“Psychological studies show that communication technologies like smart phones, computers and GPS devices are numbing society by reducing the need for face-to-face interaction,” says Hoogland. “I wanted to make a piece of furniture that forces its owners to play and connect.”
Hoogland’s piece is one of hundreds of mesmerizing works on view through Saturday, May 30 at the Rhode Island Convention Center in downtown Providence. Free and open to the public daily from 12-5 pm, this year’s Graduate Thesis Exhibition features work by 178 graduating master’s degree students working in a wide range of media. Visitors can easily spend hours absorbed in looking at delicate glass figures, video installations, large-scale paintings and breathtaking textiles, among other captivating projects.
Crowds at the May 19 opening were also transfixed by Tear Set, an installation by Cynthia Xin Liu MFA 15 DM. With the help of chemists and engineers from Brown University, Liu analyzed the physical properties of her own tears and then produced synthetic replicas composed of water, glucose, ions and proteins.
“It’s hard to confront a person who’s crying,” notes Liu. “The emotional distance created by this technology creates a ‘safe zone’ for people. We might be able to touch a teardrop from a stranger, as long as we’re still far away.”
On the other side of the exhibition hall, several viewers gasped when entering a darkened tent showcasing otherworldly work by Megan Tamas MFA 15 SC – visceral sculptures of organic forms with melting, gooey skin, along with a video featuring models wearing neon-colored crystal protrusions against their bare skin.

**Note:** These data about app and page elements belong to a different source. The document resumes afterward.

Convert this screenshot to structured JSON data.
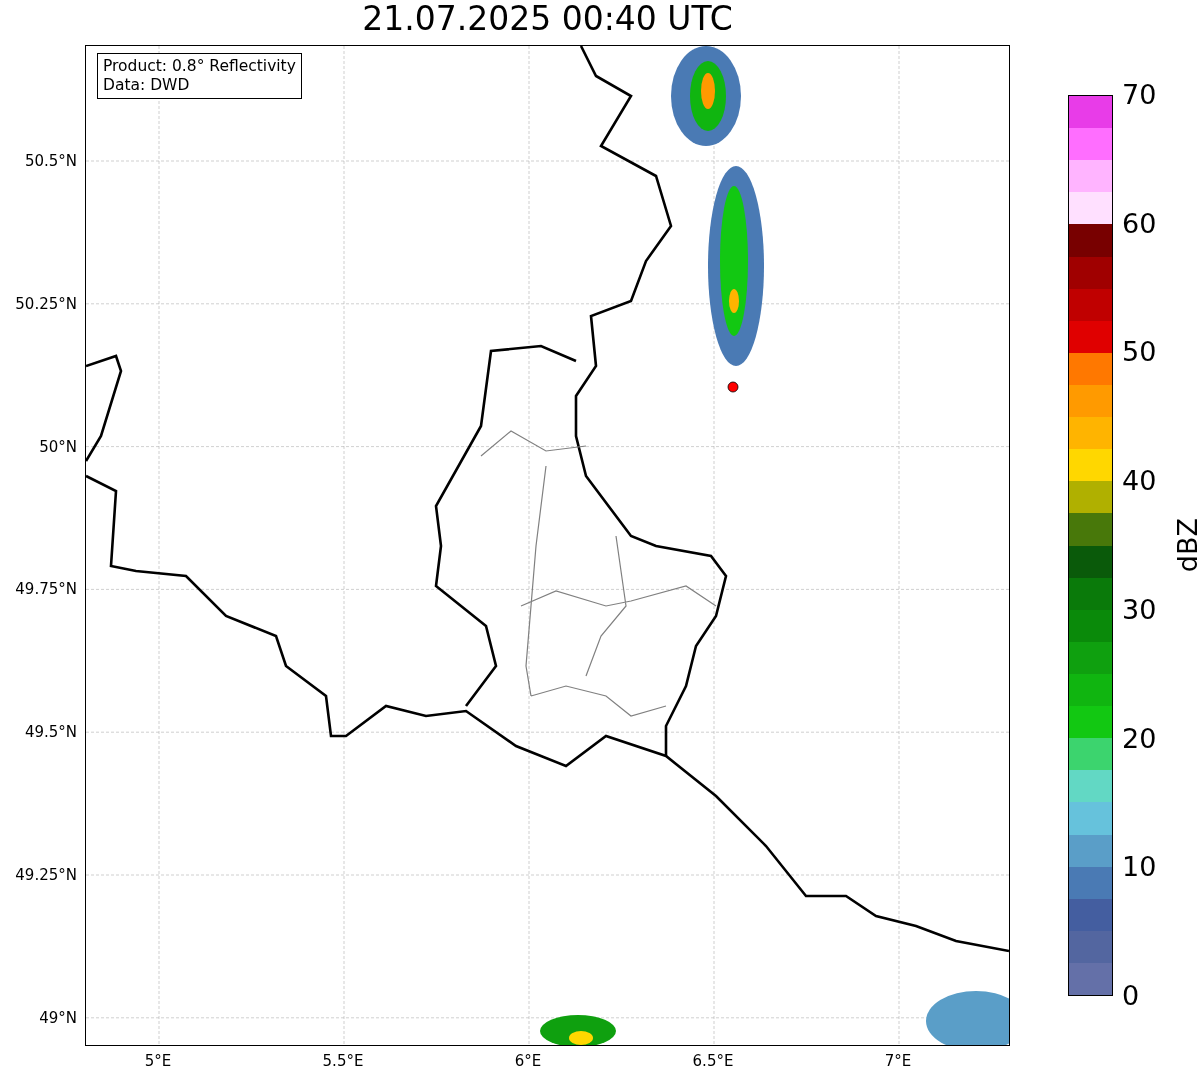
{
  "title": "21.07.2025 00:40 UTC",
  "info_box": [
    "Product: 0.8° Reflectivity",
    "Data: DWD"
  ],
  "map": {
    "yticks": [
      "50.5°N",
      "50.25°N",
      "50°N",
      "49.75°N",
      "49.5°N",
      "49.25°N",
      "49°N"
    ],
    "xticks": [
      "5°E",
      "5.5°E",
      "6°E",
      "6.5°E",
      "7°E"
    ]
  },
  "colorbar": {
    "label": "dBZ",
    "ticks": [
      "70",
      "60",
      "50",
      "40",
      "30",
      "20",
      "10",
      "0"
    ],
    "segments": [
      {
        "color": "#e83ce8"
      },
      {
        "color": "#ff6eff"
      },
      {
        "color": "#ffb4ff"
      },
      {
        "color": "#ffe0ff"
      },
      {
        "color": "#780000"
      },
      {
        "color": "#a00000"
      },
      {
        "color": "#c00000"
      },
      {
        "color": "#e00000"
      },
      {
        "color": "#ff7800"
      },
      {
        "color": "#ff9a00"
      },
      {
        "color": "#ffb400"
      },
      {
        "color": "#ffd700"
      },
      {
        "color": "#b0b000"
      },
      {
        "color": "#48780a"
      },
      {
        "color": "#0a5a0a"
      },
      {
        "color": "#0a7a0a"
      },
      {
        "color": "#0a8a0a"
      },
      {
        "color": "#0fa00f"
      },
      {
        "color": "#10b510"
      },
      {
        "color": "#12c812"
      },
      {
        "color": "#3cd46e"
      },
      {
        "color": "#62d8c4"
      },
      {
        "color": "#66c2dc"
      },
      {
        "color": "#5a9ec8"
      },
      {
        "color": "#4a7ab4"
      },
      {
        "color": "#445ea0"
      },
      {
        "color": "#5366a0"
      },
      {
        "color": "#6470a8"
      }
    ]
  }
}
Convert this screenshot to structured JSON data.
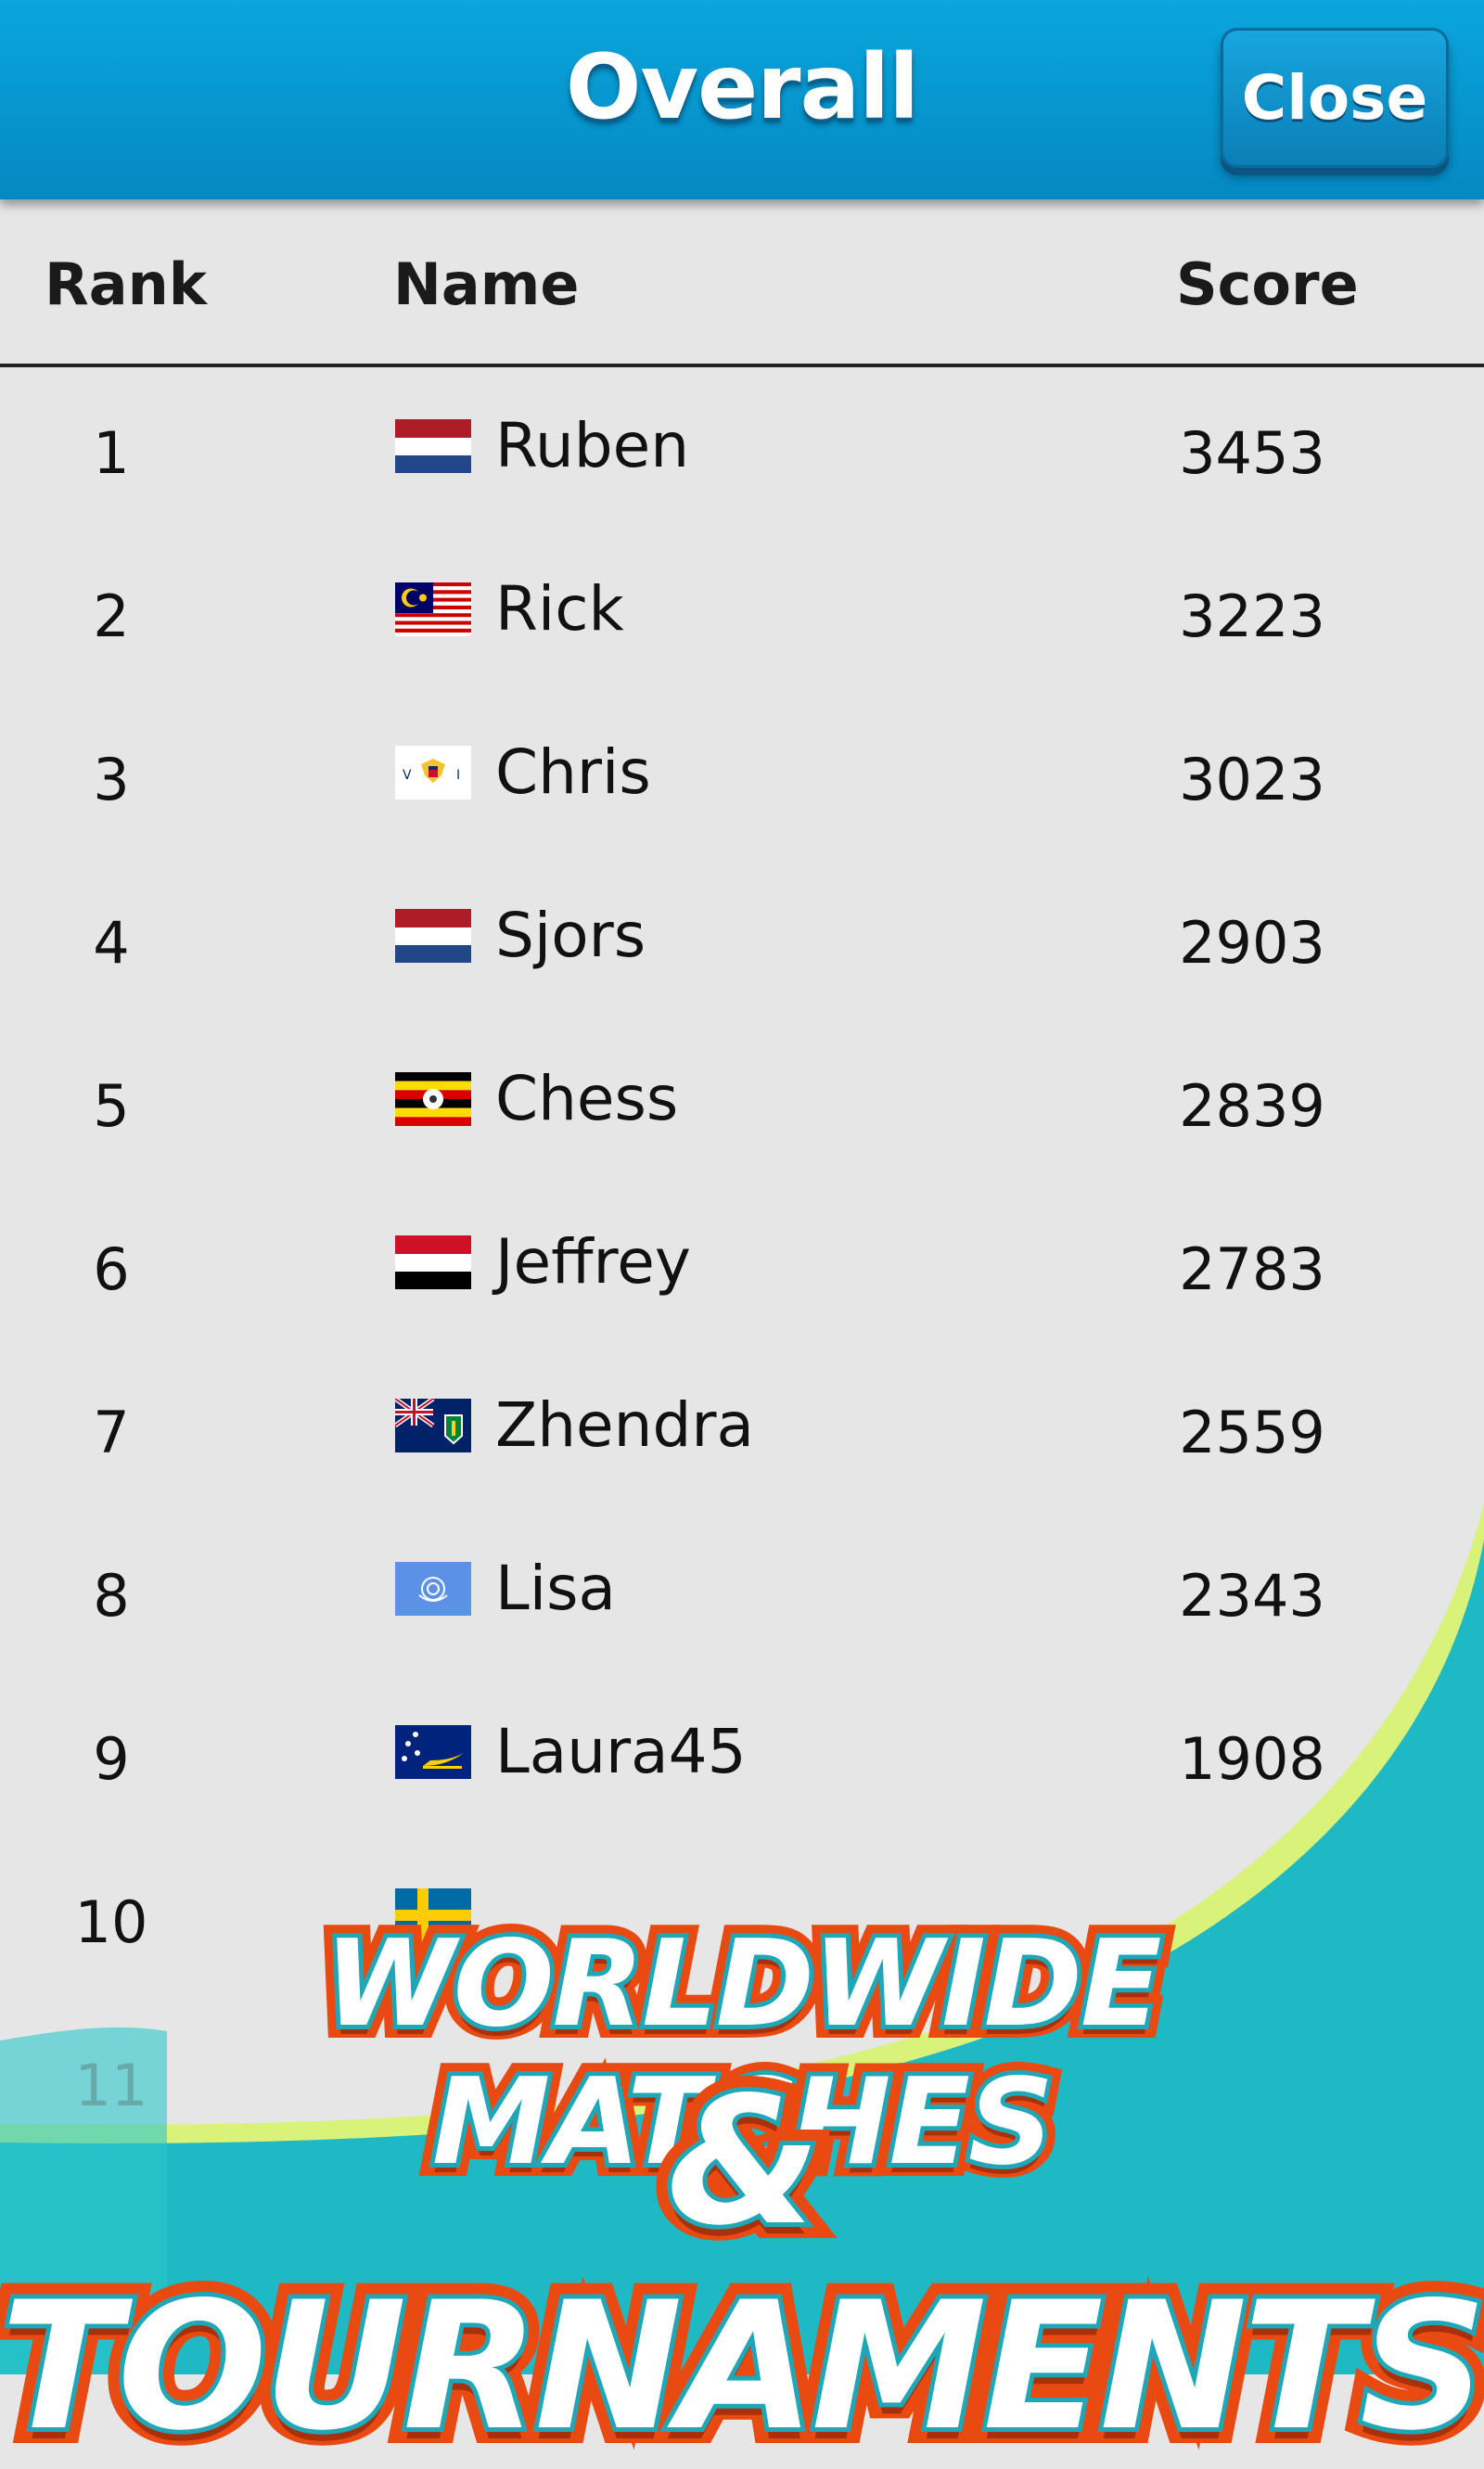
{
  "header": {
    "title": "Overall",
    "close_label": "Close"
  },
  "columns": {
    "rank": "Rank",
    "name": "Name",
    "score": "Score"
  },
  "rows": [
    {
      "rank": "1",
      "name": "Ruben",
      "score": "3453",
      "flag": "netherlands-flag-icon"
    },
    {
      "rank": "2",
      "name": "Rick",
      "score": "3223",
      "flag": "malaysia-flag-icon"
    },
    {
      "rank": "3",
      "name": "Chris",
      "score": "3023",
      "flag": "us-virgin-islands-flag-icon"
    },
    {
      "rank": "4",
      "name": "Sjors",
      "score": "2903",
      "flag": "netherlands-flag-icon"
    },
    {
      "rank": "5",
      "name": "Chess",
      "score": "2839",
      "flag": "uganda-flag-icon"
    },
    {
      "rank": "6",
      "name": "Jeffrey",
      "score": "2783",
      "flag": "yemen-flag-icon"
    },
    {
      "rank": "7",
      "name": "Zhendra",
      "score": "2559",
      "flag": "british-virgin-islands-flag-icon"
    },
    {
      "rank": "8",
      "name": "Lisa",
      "score": "2343",
      "flag": "united-nations-flag-icon"
    },
    {
      "rank": "9",
      "name": "Laura45",
      "score": "1908",
      "flag": "tokelau-flag-icon"
    },
    {
      "rank": "10",
      "name": "",
      "score": "",
      "flag": "sweden-flag-icon"
    },
    {
      "rank": "11",
      "name": "",
      "score": "",
      "flag": ""
    }
  ],
  "banner": {
    "line1": "WORLDWIDE MATCHES",
    "line2": "& TOURNAMENTS"
  },
  "colors": {
    "header_blue": "#0aa6dd",
    "teal": "#20c4c8",
    "banner_orange": "#e84a12",
    "row_bg": "#e6e6e6"
  }
}
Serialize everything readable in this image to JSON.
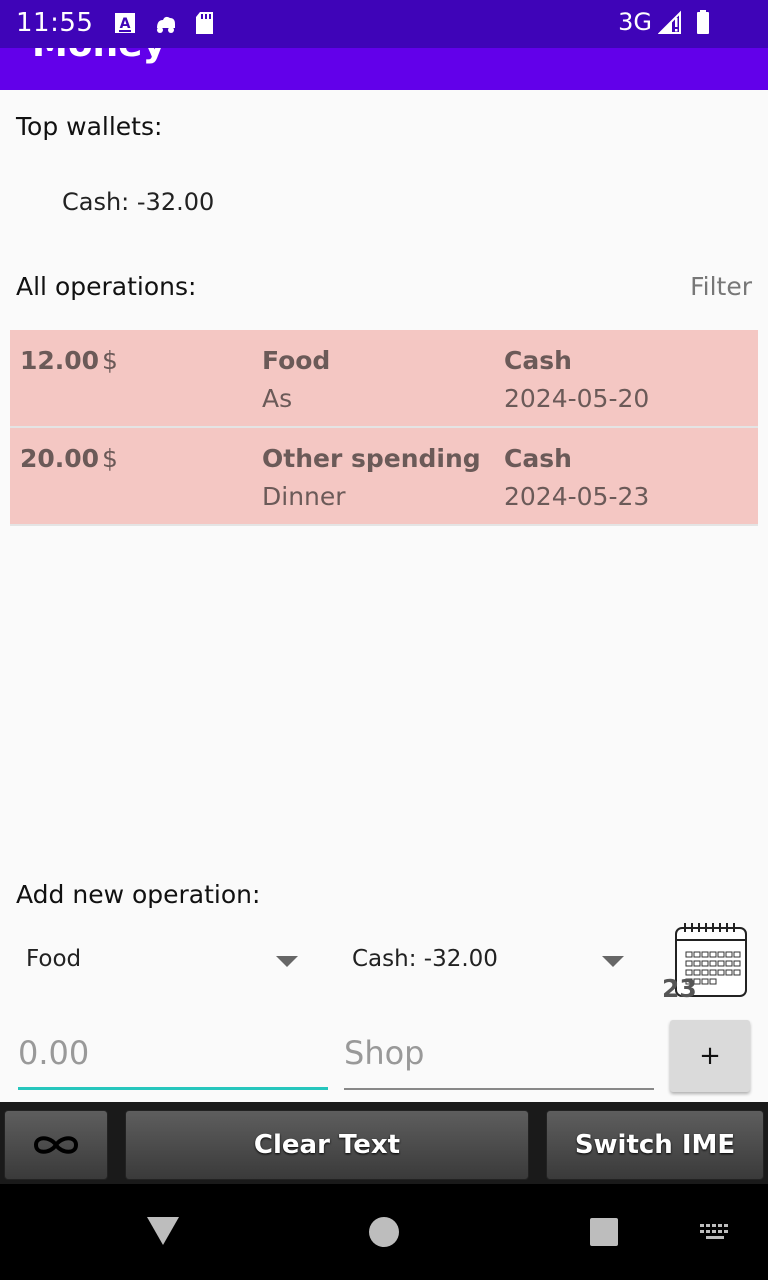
{
  "status_bar": {
    "time": "11:55",
    "network": "3G",
    "icons": [
      "text-a-icon",
      "cloud-car-icon",
      "sd-card-icon",
      "signal-icon",
      "battery-icon"
    ]
  },
  "app_bar": {
    "title": "Money",
    "color": "#6200ea"
  },
  "top_wallets": {
    "label": "Top wallets:",
    "items": [
      "Cash: -32.00"
    ]
  },
  "operations": {
    "label": "All operations:",
    "filter_label": "Filter",
    "row_color": "#f4c7c3",
    "rows": [
      {
        "amount": "12.00",
        "currency": "$",
        "category": "Food",
        "note": "As",
        "wallet": "Cash",
        "date": "2024-05-20"
      },
      {
        "amount": "20.00",
        "currency": "$",
        "category": "Other spending",
        "note": "Dinner",
        "wallet": "Cash",
        "date": "2024-05-23"
      }
    ]
  },
  "add_operation": {
    "label": "Add new operation:",
    "category_value": "Food",
    "wallet_value": "Cash: -32.00",
    "date_day": "23",
    "amount_placeholder": "0.00",
    "note_placeholder": "Shop",
    "add_label": "+"
  },
  "keyboard_bar": {
    "clear_label": "Clear Text",
    "switch_label": "Switch IME"
  }
}
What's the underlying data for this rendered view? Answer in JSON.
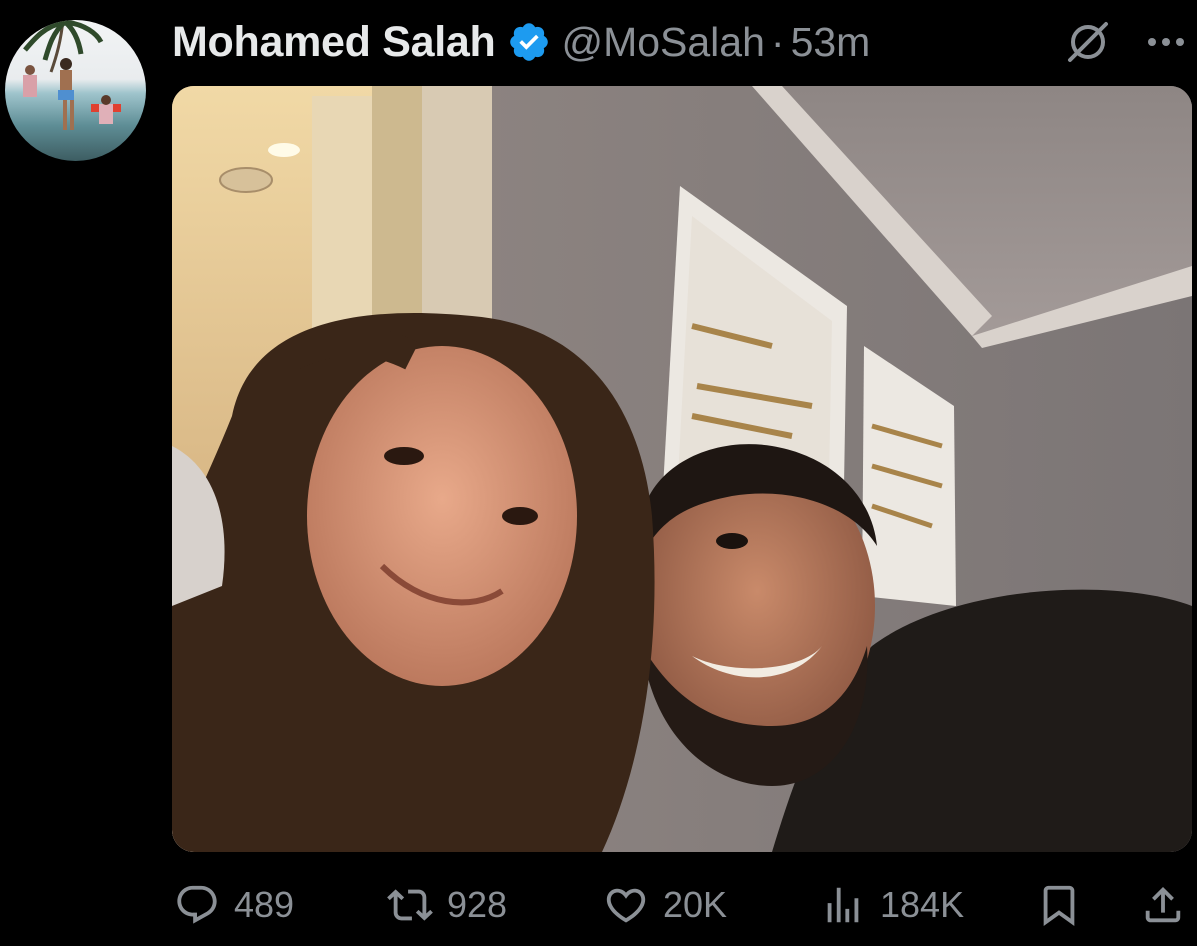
{
  "author": {
    "display_name": "Mohamed Salah",
    "handle": "@MoSalah",
    "separator": "·",
    "time": "53m",
    "verified": true
  },
  "colors": {
    "background": "#000000",
    "text_primary": "#e7e9ea",
    "text_secondary": "#8b9096",
    "verified_blue": "#1d9bf0"
  },
  "icons": {
    "verified": "verified-badge-icon",
    "grok": "grok-icon",
    "more": "more-icon",
    "reply": "reply-icon",
    "retweet": "retweet-icon",
    "like": "heart-icon",
    "views": "views-icon",
    "bookmark": "bookmark-icon",
    "share": "share-icon"
  },
  "actions": {
    "replies": "489",
    "retweets": "928",
    "likes": "20K",
    "views": "184K"
  }
}
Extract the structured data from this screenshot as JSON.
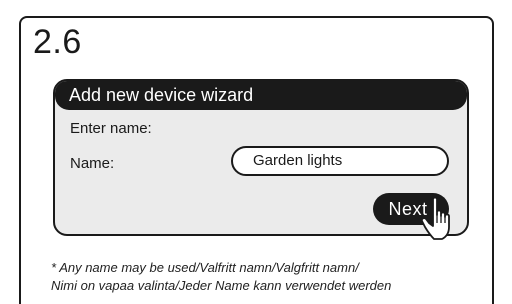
{
  "step": {
    "number": "2.6"
  },
  "wizard": {
    "title": "Add new device wizard",
    "enter_prompt": "Enter name:",
    "name_label": "Name:",
    "name_value": "Garden lights",
    "next_label": "Next"
  },
  "footnote": {
    "line1": "* Any name may be used/Valfritt namn/Valgfritt namn/",
    "line2": "Nimi on vapaa valinta/Jeder Name kann verwendet werden"
  },
  "icons": {
    "cursor": "hand-pointer-icon"
  },
  "colors": {
    "ink": "#1a1a1a",
    "panel": "#ebebeb",
    "background": "#ffffff"
  }
}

People inspecting the intriguing pieces flipped through a clipboard with notes about experiments involving the manipulation of alien genetic code.
Wearing a vintage Girl Scout uniform, Raina Belleau MFA 15 SC walked around Leave No Trace, her massive mixed-media installation of a wild turkey perched on top of a dead moose lying on a bed of Astroturf. She made the piece using cedar shingles, fiberglass, nylon rope and other objects typically found in messy garages.
“I’m interested in the ways suburban sprawl affects wildlife,” explains Belleau. “Our country’s natural landscape is so much a part of our identity – yet we’re killing it in the pursuit of the American Dream.”
The loud booms and crashes coming from Neo-Chicano Vista, a series of digital animations designed to resemble arcade games from the 1990s, also attracted plenty of curious viewers. Each of the brilliant works includes imagery inspired by ancient Mayan folktales that touch upon themes of family and religion.
“I'm always building upon stories connected to my Mexican ancestry,” explains Michael Menchaca MFA 15 PR, who’s showing the provocative piece as part of the final body of work he produced at RISD. “To me this work can be interpreted as a fantastical next step – an evolution of Chicano art.”